Work to be completed
Count every line below in which "JSON" occurs, then give only the count.

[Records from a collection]

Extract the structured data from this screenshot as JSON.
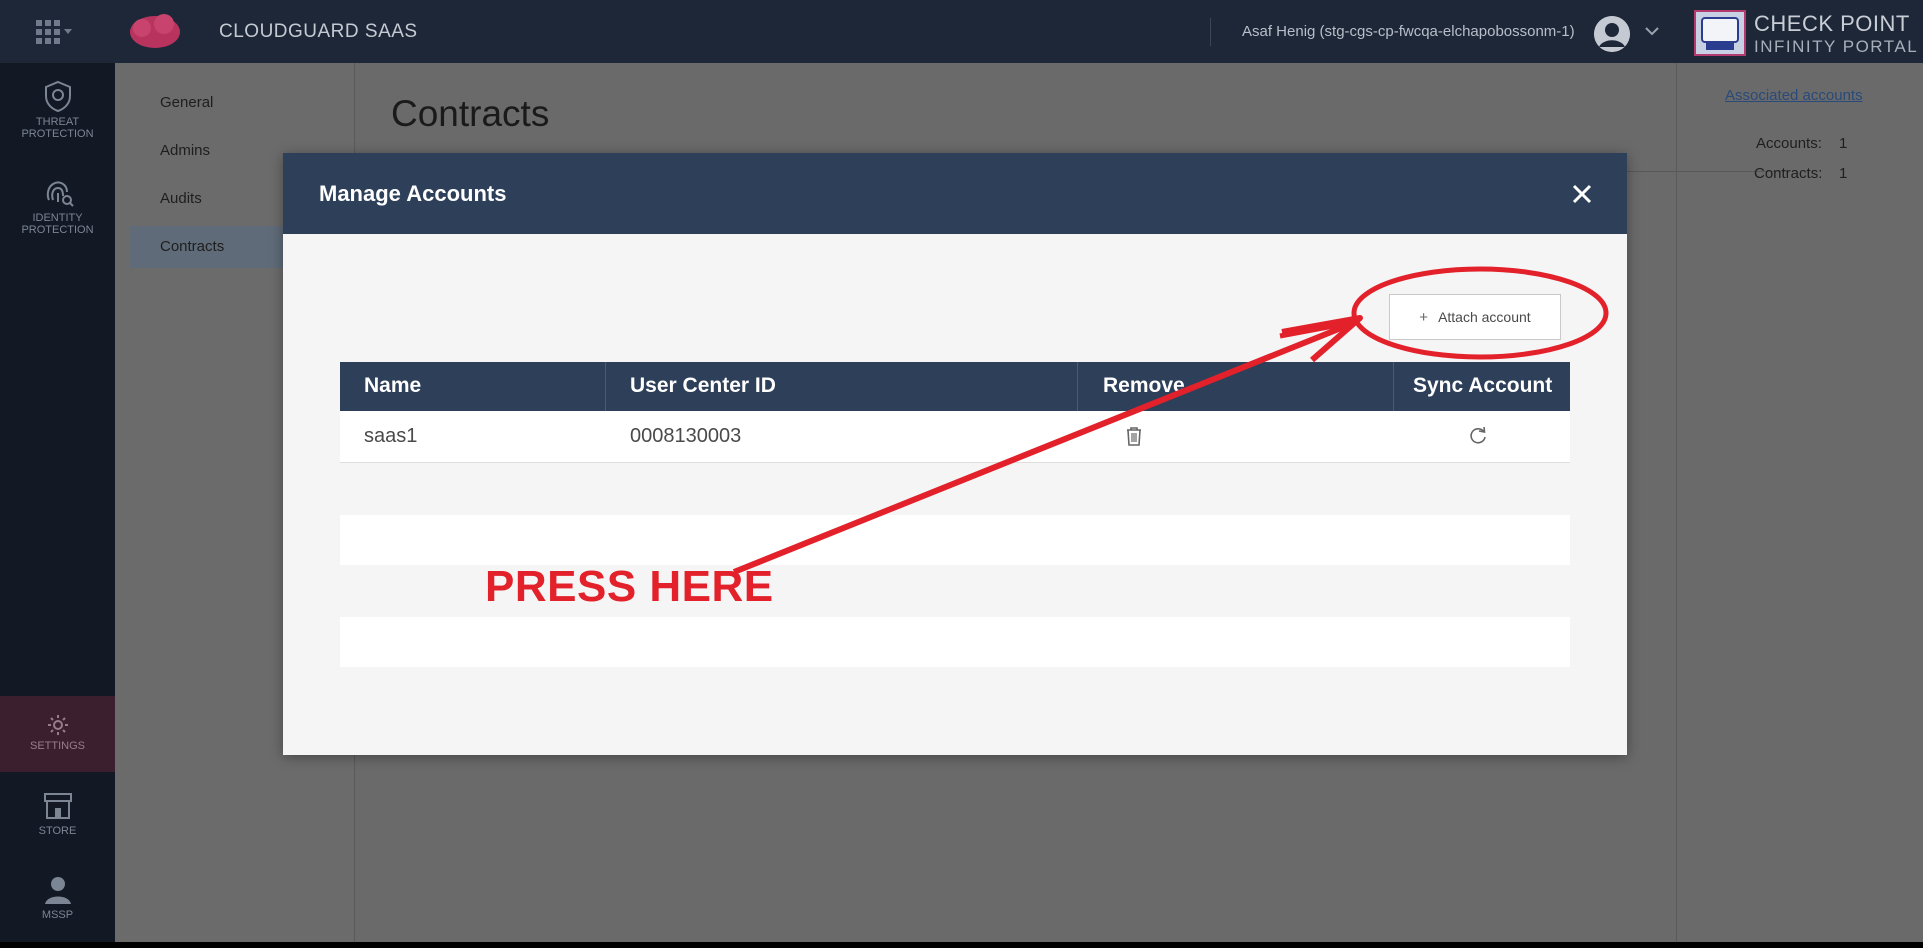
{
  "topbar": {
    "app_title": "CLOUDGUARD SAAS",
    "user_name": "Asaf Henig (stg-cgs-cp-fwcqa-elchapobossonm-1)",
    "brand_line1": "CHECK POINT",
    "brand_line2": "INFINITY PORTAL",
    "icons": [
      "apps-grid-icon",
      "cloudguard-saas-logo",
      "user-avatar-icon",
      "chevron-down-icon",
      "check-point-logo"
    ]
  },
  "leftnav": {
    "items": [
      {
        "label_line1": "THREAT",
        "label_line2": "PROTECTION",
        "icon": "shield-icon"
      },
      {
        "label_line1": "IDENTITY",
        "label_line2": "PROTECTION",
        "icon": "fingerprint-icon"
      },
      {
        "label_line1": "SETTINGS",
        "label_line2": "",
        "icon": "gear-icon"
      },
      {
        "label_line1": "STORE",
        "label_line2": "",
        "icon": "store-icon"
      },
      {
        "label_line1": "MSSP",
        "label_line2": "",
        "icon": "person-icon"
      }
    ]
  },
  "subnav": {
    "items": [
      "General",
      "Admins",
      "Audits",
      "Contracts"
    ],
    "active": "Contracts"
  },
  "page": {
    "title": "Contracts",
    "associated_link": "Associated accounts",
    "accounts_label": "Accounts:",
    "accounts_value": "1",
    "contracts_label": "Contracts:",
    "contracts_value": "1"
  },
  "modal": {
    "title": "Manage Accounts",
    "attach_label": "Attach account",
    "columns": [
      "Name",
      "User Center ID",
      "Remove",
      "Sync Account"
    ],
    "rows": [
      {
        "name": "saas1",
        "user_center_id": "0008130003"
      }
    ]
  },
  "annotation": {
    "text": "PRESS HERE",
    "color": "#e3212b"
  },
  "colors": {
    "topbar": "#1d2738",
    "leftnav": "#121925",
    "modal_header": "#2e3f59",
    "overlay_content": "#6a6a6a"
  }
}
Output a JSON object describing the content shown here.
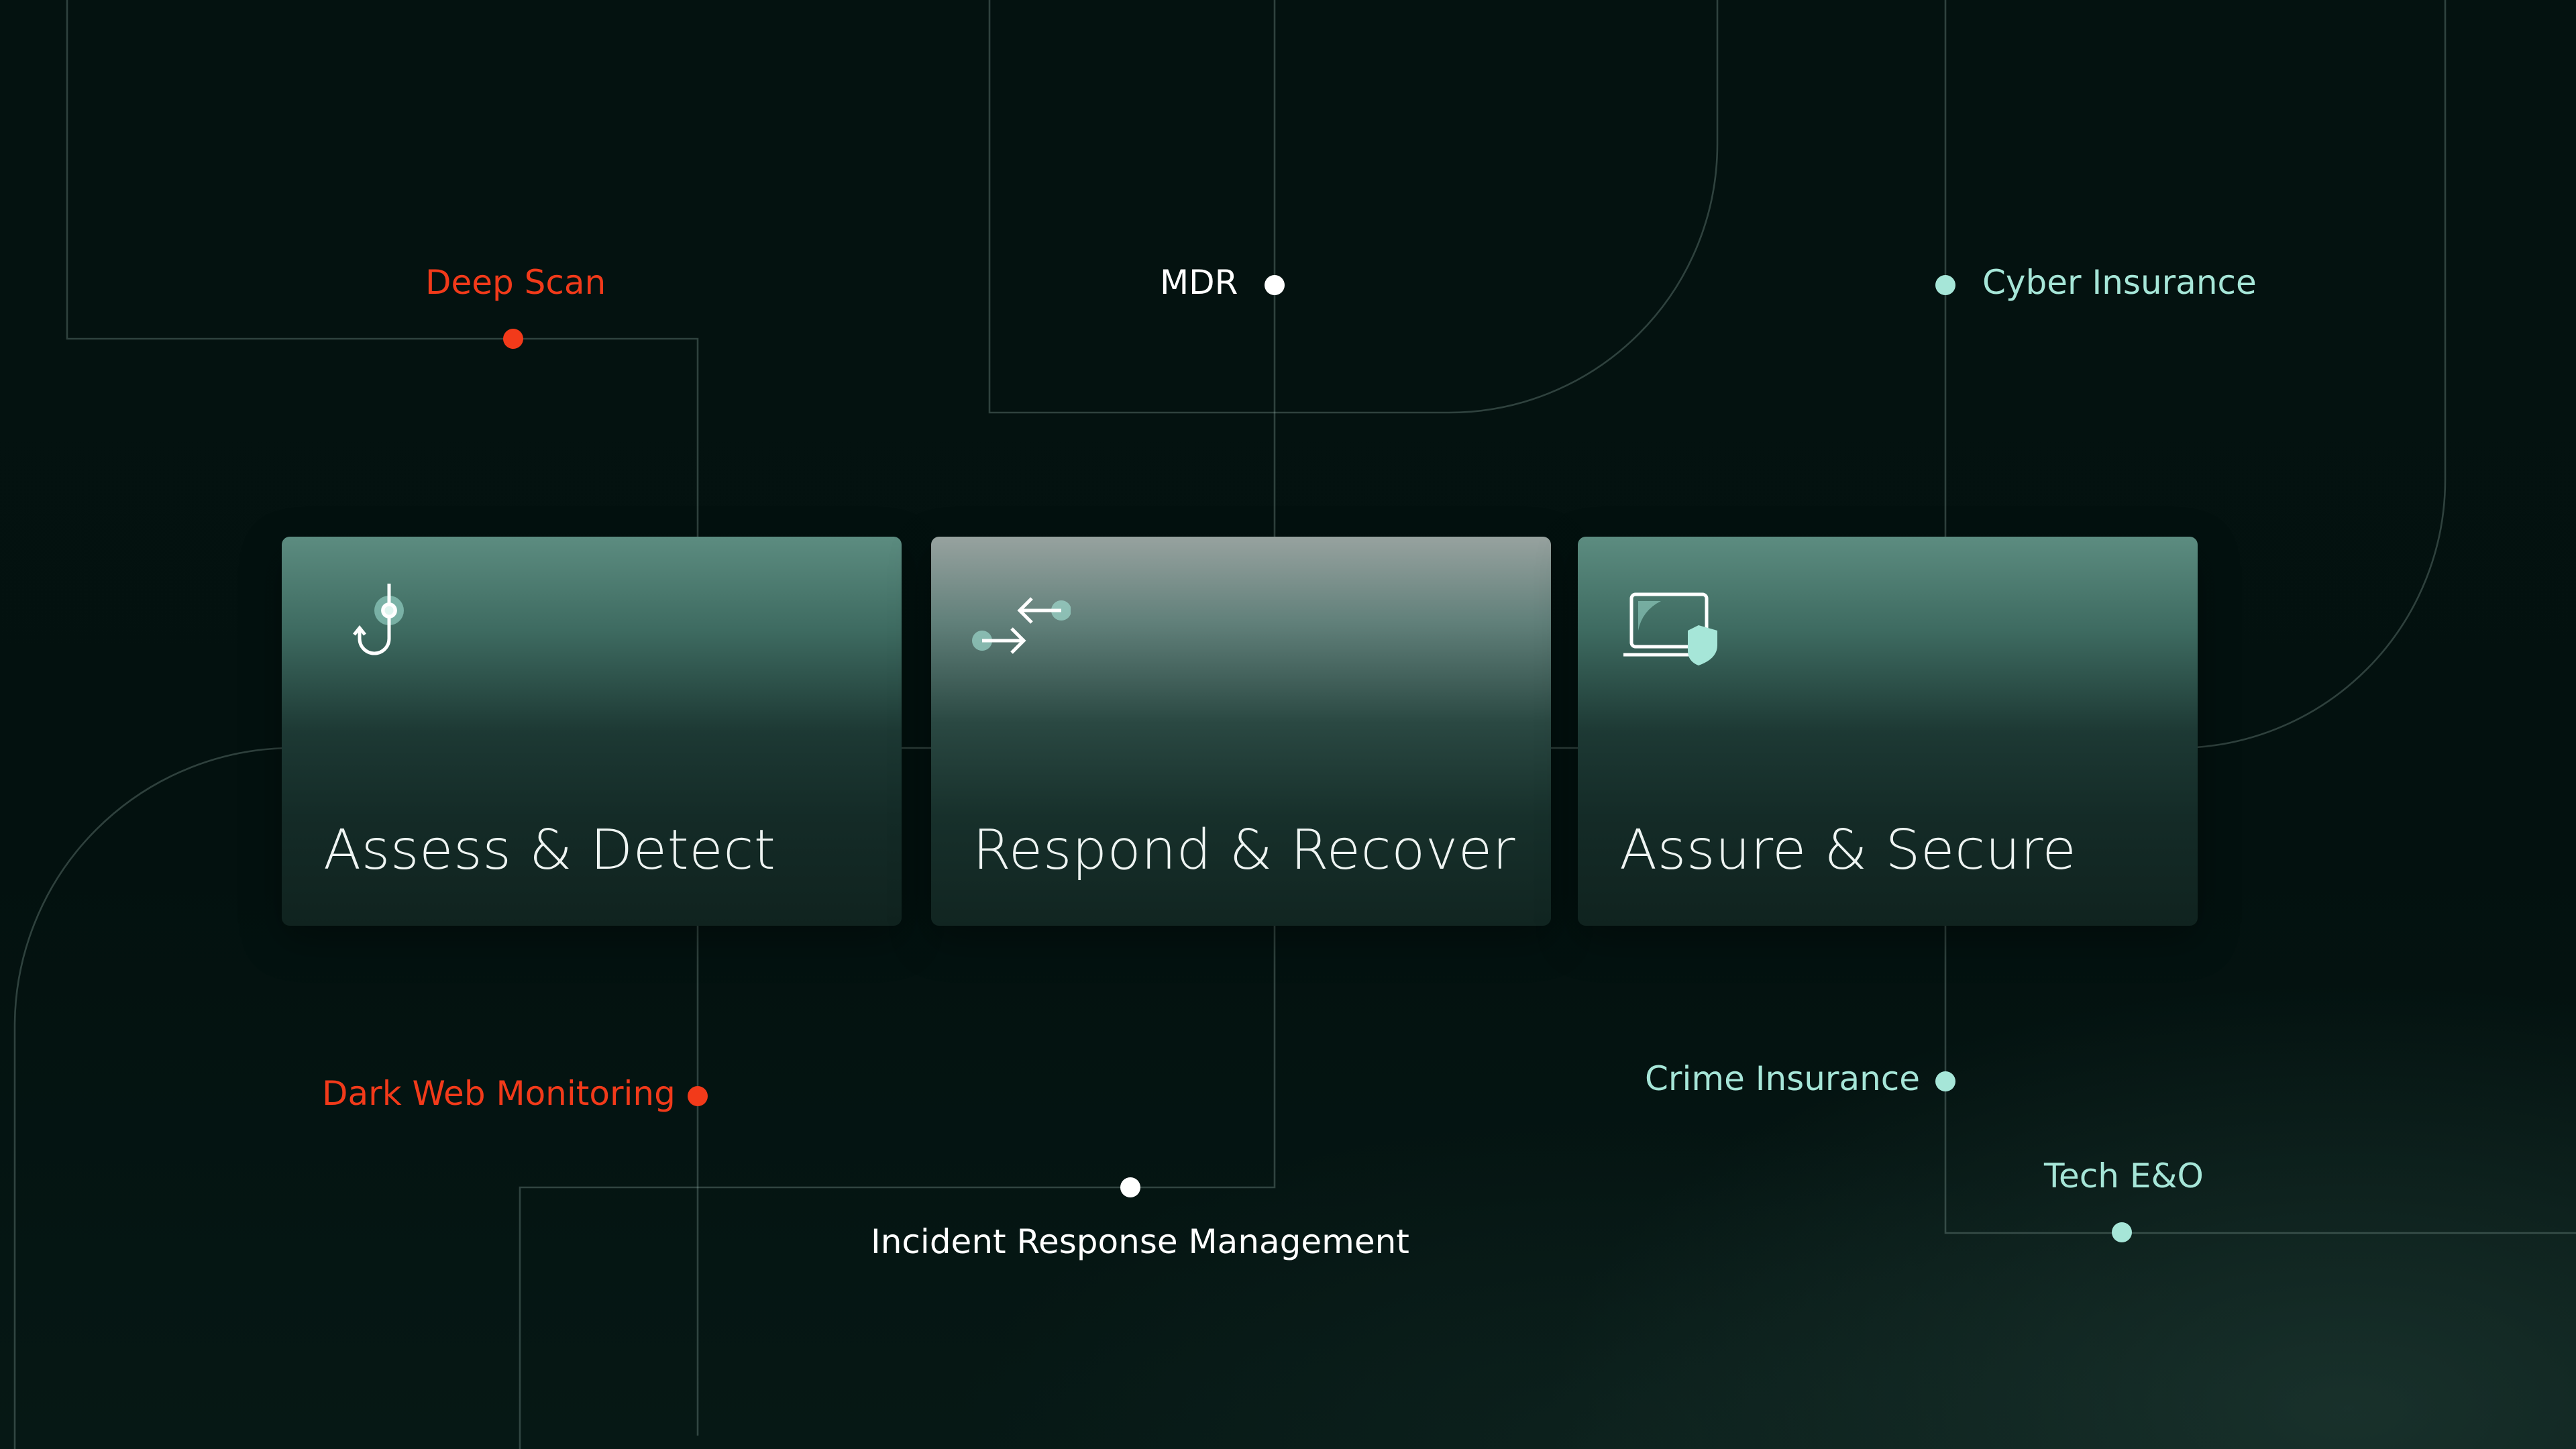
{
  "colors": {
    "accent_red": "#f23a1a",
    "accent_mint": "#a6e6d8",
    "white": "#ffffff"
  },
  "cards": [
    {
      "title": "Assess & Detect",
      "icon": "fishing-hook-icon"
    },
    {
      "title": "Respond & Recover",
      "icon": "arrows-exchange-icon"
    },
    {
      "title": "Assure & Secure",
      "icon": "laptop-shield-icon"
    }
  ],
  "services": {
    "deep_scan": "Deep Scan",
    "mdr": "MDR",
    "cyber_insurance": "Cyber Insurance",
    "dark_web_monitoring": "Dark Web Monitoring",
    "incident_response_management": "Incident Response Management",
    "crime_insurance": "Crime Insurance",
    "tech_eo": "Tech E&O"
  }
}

Answer space
2